China’s smartphone subscriber growth rate in 2015 eased to 2.5 per cent on year, from 19.7 per cent in 2014, according to International Data Corporation (IDC).
“IDC expects the smartphone growth in China to be flat in 2016, and this is largely due to the maturing market rather than the slowing economy,” said senior market analyst at IDC, Tay Xiaohan.
The flatlining growth rate largely is due to falling handset sales, as 93 per cent of its entire population or 1.28 billion people, already own at least one mobile phone, according to figures from market researcher Statista.
Xiaomi, which accounts for the largest smartphone handset market share in China at 15 per cent, sold 70 million smartphones in 2015, short of their forecast of 80 million, which had already been adjusted down from 100 million in 2014.
The changing landscape is pushing companies to evolve in a highly competitive environment.
“Chinese manufacturers’ recipe over the past few years of offering cheap products with similar features and design to the iPhone may not be sufficient to drive further growth in China,” said Nino Siu, an analyst at credit rating agency Moody’s.
Siu added that future demand will focus on replacement rather than first-time purchases.
“Customers in a replacement market seek upgrades for a taste of luxury, new design, special mobile features and functions,” said Siu.
Huawei, China’s No. 2 handset maker by sales, has made inroads into the market by slashing prices down to razor-thin margins. Huawei’s average handset price was US$213, according to IDC.

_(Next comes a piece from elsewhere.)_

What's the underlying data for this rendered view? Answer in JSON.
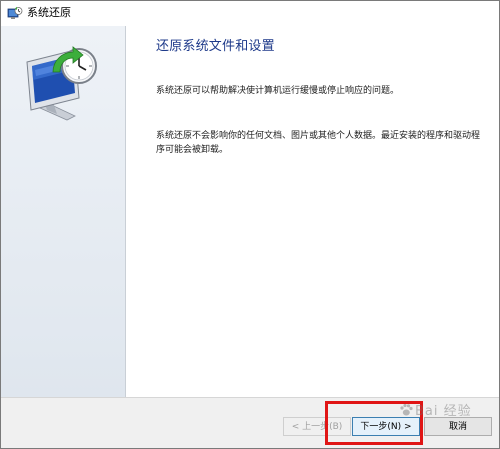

The smartphone vendor recently launched its latest high-end release, the P9, which retails for around HK$5,000.
It’s also the first phone that comes with two full resolution cameras on the back.
“Despite the economic headwinds, we expect major vendors such as Apple and Huawei to continue to do well in 2016 as consumers seek more sophisticated products,” said IDC’s Tay.